“There are common red flags that should alert companies and colleagues to take a closer look at the potential for fraud,” she says. “These include people going through a dramatic life event such as divorce or financial difficulties, or people suddenly living beyond their means. In fact, the ACFE report indicates that 42% of occupational fraudsters were living beyond their means, and 26% were experiencing financial difficulties.” Collard notes that other red flags include an unusually close association with a vendor or customer; unusual irritability or suspiciousness, an unwillingness to share their duties and a tendency to work late and never take leave.

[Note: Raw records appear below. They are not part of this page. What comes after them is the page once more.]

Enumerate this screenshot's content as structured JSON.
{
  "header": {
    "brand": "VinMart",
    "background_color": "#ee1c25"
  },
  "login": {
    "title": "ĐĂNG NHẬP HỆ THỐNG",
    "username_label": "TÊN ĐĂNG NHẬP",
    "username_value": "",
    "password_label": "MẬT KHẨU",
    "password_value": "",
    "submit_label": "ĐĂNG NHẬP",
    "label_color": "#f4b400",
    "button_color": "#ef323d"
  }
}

Most of the occupational frauds are committed by people with the opportunity – those in operations, accounting, upper management, sales and customer service, and most of them are committed by people who have worked in an organisation from one to five years – long enough to have spotted weaknesses in the internal controls. Those who had worked at the organisation for at least six years caused twice the loss of less tenured employees, the ACFE report found. Sixty-four percent of occupational fraudsters had a university degree or higher, and most have no criminal history.
“To the untrained observer, a highly educated long-serving employee may seem to be the last person you’d expect to commit fraud; but this is not the case,” says Collard. This is why it is crucial that organisations implement fraud awareness and training programmes, and ensure that the appropriate reporting mechanisms are in place.”